A final foray into this month’s Christianity Today takes us to the moving story of Chris Rice, chronicling the low-point and turning-point of his famous partnership (and friendship) with Spencer Perkins.
Their efforts at leading an interracial Christian community had pushed them to the breaking point in their relationship with each other. Before chucking everything and parting ways, they called in some mediators to help hold them together. Spencer had an epiphany:
“Yeah, yeah, I know all about grace, I thought… Grace is God’s love demonstrated to us, even though we don’t deserve it. But in all my 43 years of evangelical teaching, I never understood until now that God intended grace to be a way of life for his followers… Sure, I knew that we were supposed to love one another as Christ loved us. But somehow it was much easier for me to swallow the lofty untested notion of dying for each other than simply giving grace to brothers and sisters on a daily basis, the way God gives us grace” (36).
I take two things away from this. First, all the talk about “dying” might not have the payoff that I might hope. Of course, if someone “gets it,” it will be a powerful motivator and metaphor, but someone can hold onto the idea that we’re supposed to die for each other and use that as an excuse not to live for one another. Spencer confesses to such a short-changing of the gospel here.
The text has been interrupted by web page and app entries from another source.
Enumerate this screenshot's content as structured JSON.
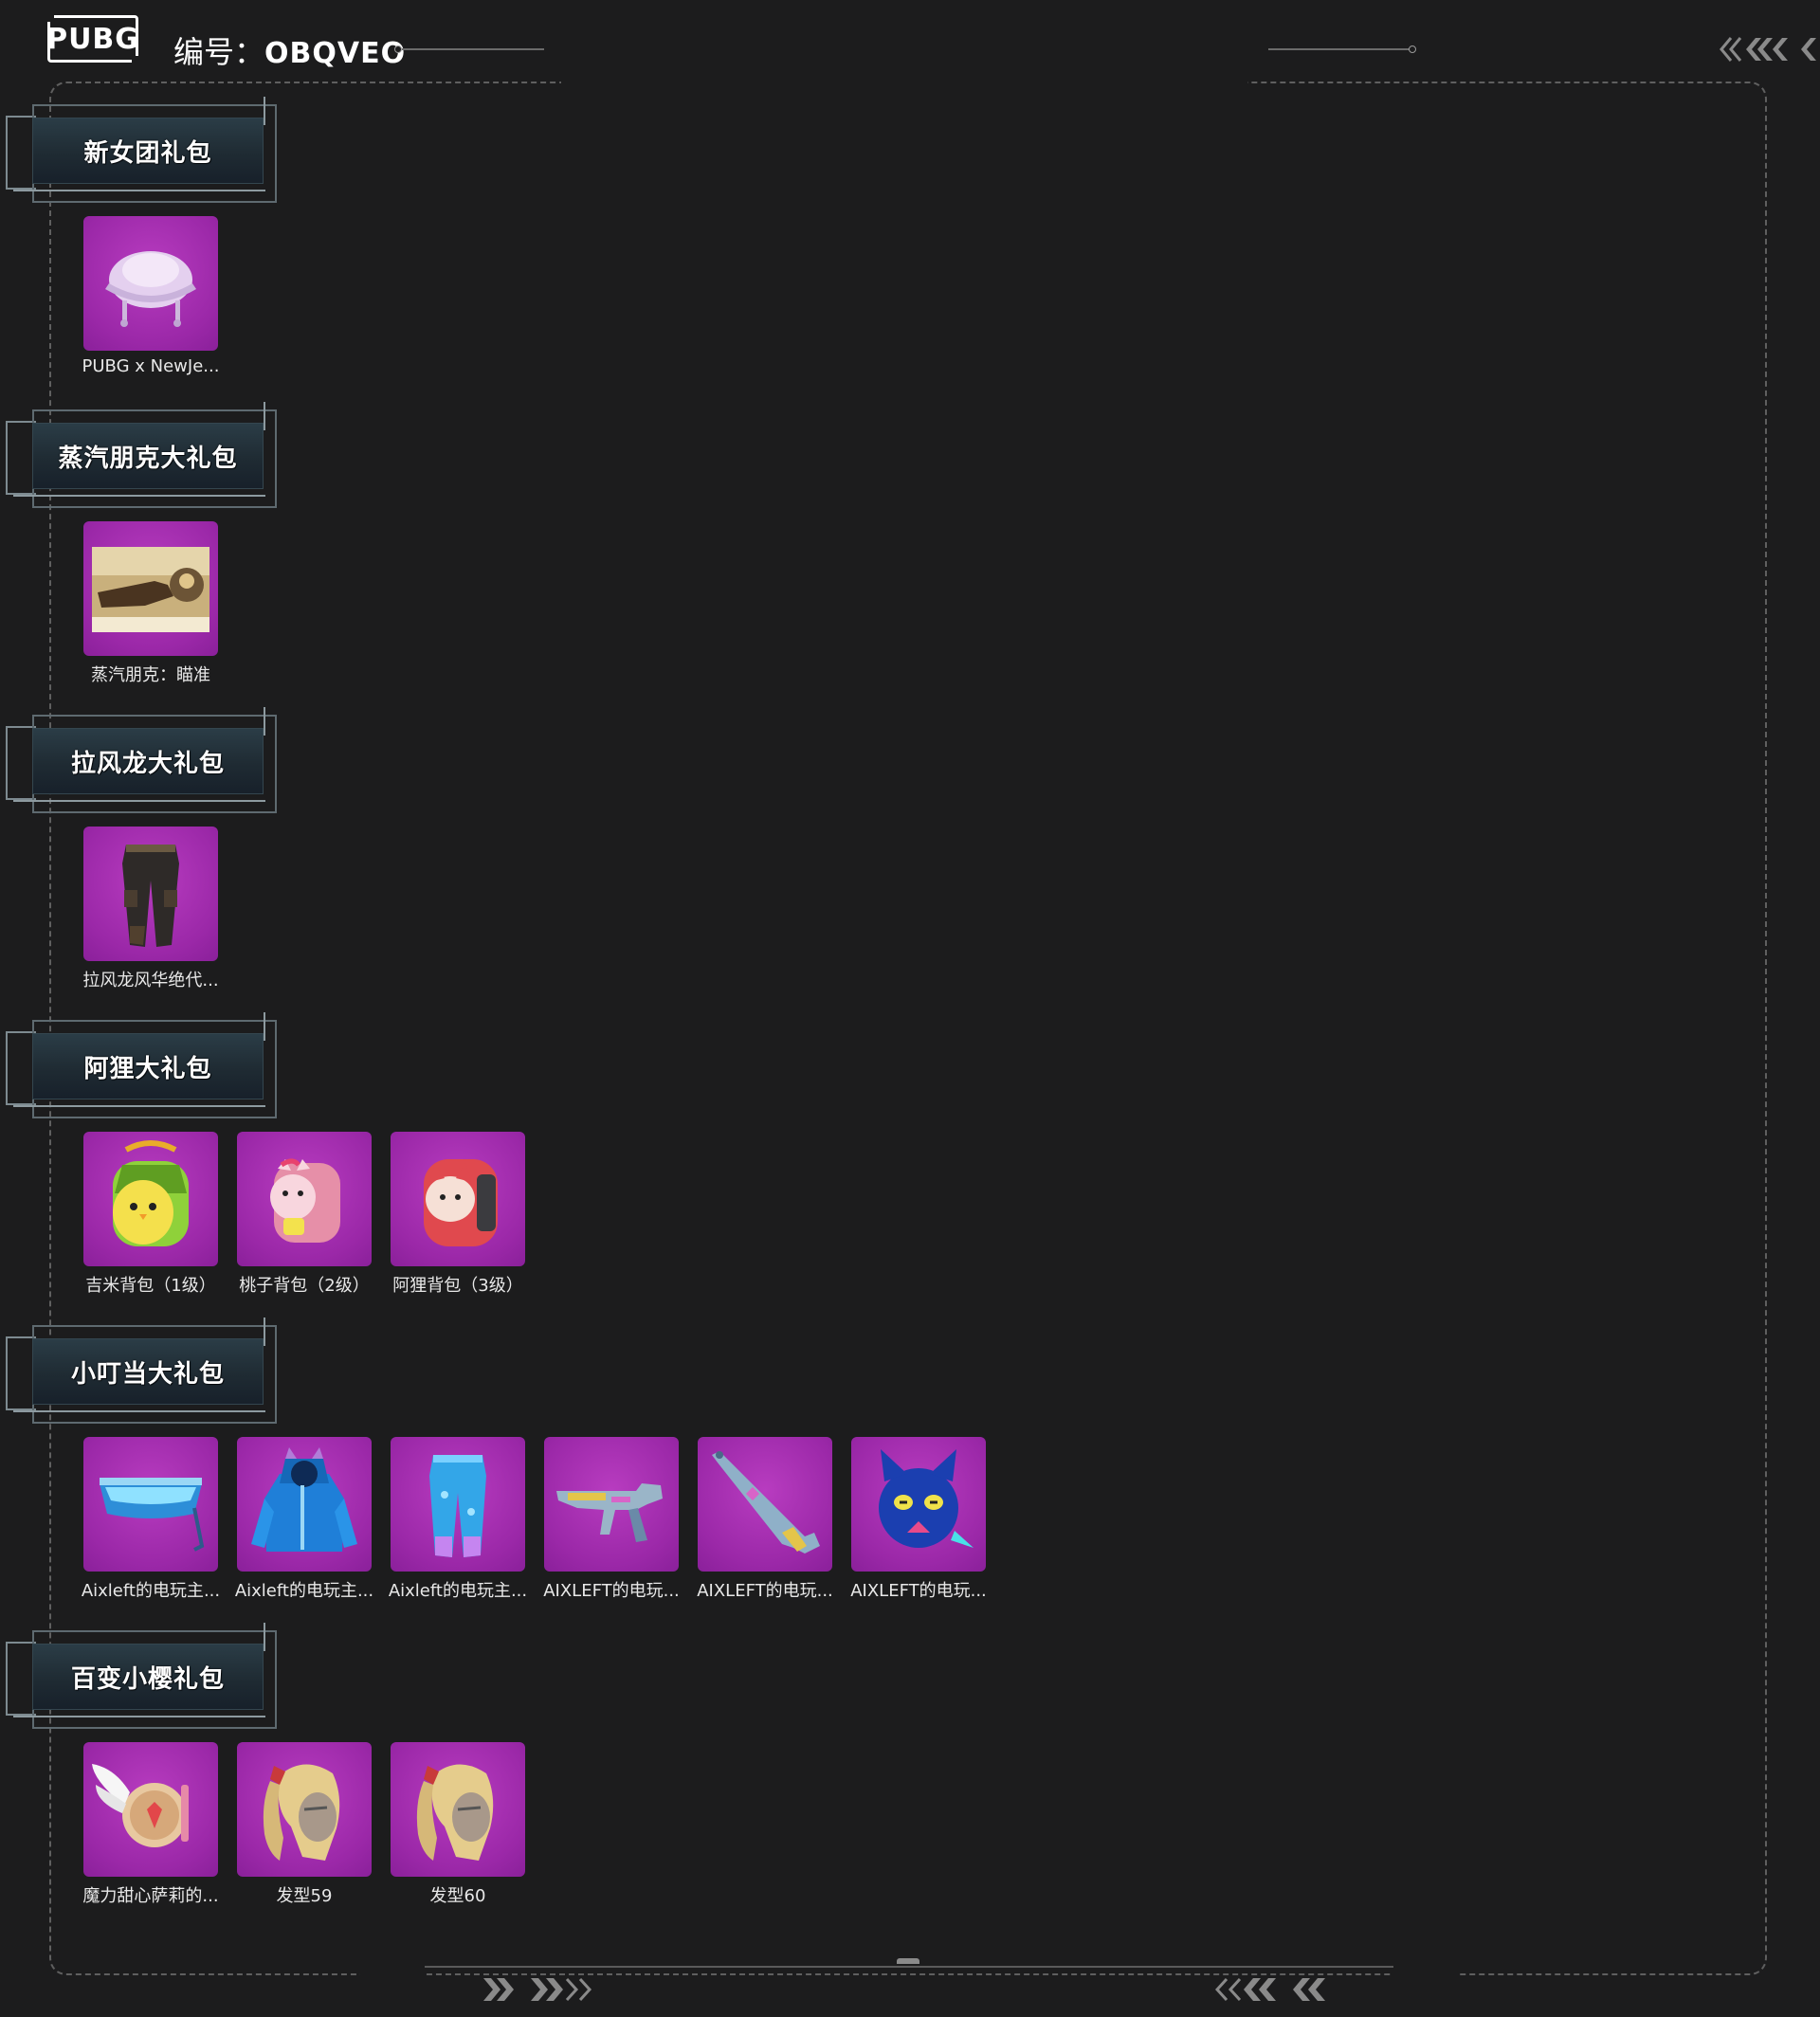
{
  "header": {
    "logo_text": "PUBG",
    "id_prefix": "编号：",
    "id_code": "OBQVEO"
  },
  "sections": [
    {
      "title": "新女团礼包",
      "items": [
        {
          "label": "PUBG x NewJe...",
          "icon": "helmet-icon"
        }
      ]
    },
    {
      "title": "蒸汽朋克大礼包",
      "items": [
        {
          "label": "蒸汽朋克：瞄准",
          "icon": "steampunk-scene-icon"
        }
      ]
    },
    {
      "title": "拉风龙大礼包",
      "items": [
        {
          "label": "拉风龙风华绝代...",
          "icon": "pants-icon"
        }
      ]
    },
    {
      "title": "阿狸大礼包",
      "items": [
        {
          "label": "吉米背包（1级）",
          "icon": "green-backpack-icon"
        },
        {
          "label": "桃子背包（2级）",
          "icon": "pink-backpack-icon"
        },
        {
          "label": "阿狸背包（3级）",
          "icon": "red-backpack-icon"
        }
      ]
    },
    {
      "title": "小叮当大礼包",
      "items": [
        {
          "label": "Aixleft的电玩主...",
          "icon": "visor-glasses-icon"
        },
        {
          "label": "Aixleft的电玩主...",
          "icon": "hoodie-icon"
        },
        {
          "label": "Aixleft的电玩主...",
          "icon": "blue-pants-icon"
        },
        {
          "label": "AIXLEFT的电玩...",
          "icon": "smg-icon"
        },
        {
          "label": "AIXLEFT的电玩...",
          "icon": "sniper-rifle-icon"
        },
        {
          "label": "AIXLEFT的电玩...",
          "icon": "cat-helmet-icon"
        }
      ]
    },
    {
      "title": "百变小樱礼包",
      "items": [
        {
          "label": "魔力甜心萨莉的...",
          "icon": "winged-backpack-icon"
        },
        {
          "label": "发型59",
          "icon": "hairstyle-icon"
        },
        {
          "label": "发型60",
          "icon": "hairstyle-icon"
        }
      ]
    }
  ],
  "colors": {
    "background": "#1c1c1d",
    "item_bg": "#9b28a8",
    "frame": "#5f5f5f"
  }
}
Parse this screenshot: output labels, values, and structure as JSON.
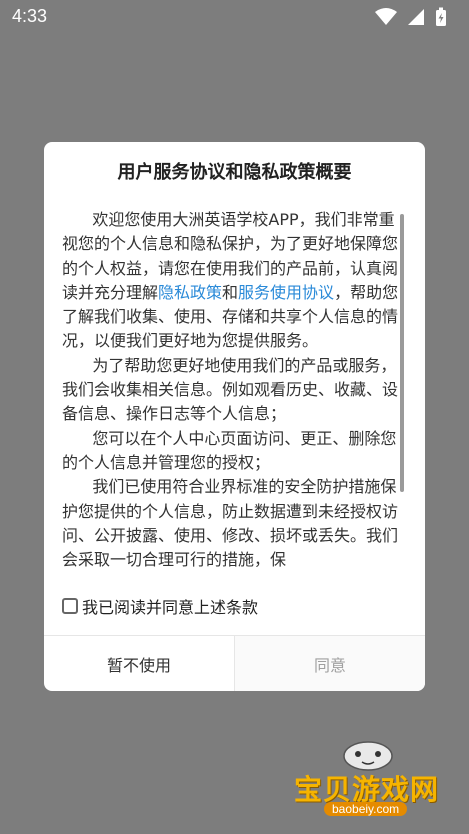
{
  "status_bar": {
    "time": "4:33",
    "icons": [
      "wifi-icon",
      "cellular-signal-icon",
      "battery-charging-icon"
    ]
  },
  "dialog": {
    "title": "用户服务协议和隐私政策概要",
    "body": {
      "p1": {
        "text1": "欢迎您使用大洲英语学校APP，我们非常重视您的个人信息和隐私保护，为了更好地保障您的个人权益，请您在使用我们的产品前，认真阅读并充分理解",
        "link_privacy": "隐私政策",
        "and": "和",
        "link_service": "服务使用协议",
        "text2": "，帮助您了解我们收集、使用、存储和共享个人信息的情况，以便我们更好地为您提供服务。"
      },
      "p2": "为了帮助您更好地使用我们的产品或服务，我们会收集相关信息。例如观看历史、收藏、设备信息、操作日志等个人信息；",
      "p3": "您可以在个人中心页面访问、更正、删除您的个人信息并管理您的授权；",
      "p4": "我们已使用符合业界标准的安全防护措施保护您提供的个人信息，防止数据遭到未经授权访问、公开披露、使用、修改、损坏或丢失。我们会采取一切合理可行的措施，保"
    },
    "agree_label": "我已阅读并同意上述条款",
    "buttons": {
      "cancel": "暂不使用",
      "confirm": "同意"
    }
  },
  "watermark": {
    "text": "宝贝游戏网",
    "url": "baobeiy.com"
  },
  "colors": {
    "overlay": "#7d7d7d",
    "link": "#2a8ad8",
    "watermark": "#f6b400"
  }
}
The other thing, though, is that we must keep coming back to the idea that means by which God forms us into a people when he calls us to himself in Christ determines our identity as God’s people, which in turn delineates what it means to live as God’s faithful people. We are a people saved by grace–and therefore we are to be grace to one another. We are a people saved by the self-giving love of Christ and therefore we are to give up our lives in love of one another. We are a people saved as God lavishes forgiveness upon us, and we are called in turn to be a forgiveness people, forgiving one another from the heart.
Any idea of “grace” or “forgiveness” or “self-giving” or “cruciformity” that does not immediately call us to be for others what we have received from Christ is a selling-short of the faithful life to which God calls us. If we have received grace from above, we are called to be grace on the ground here below.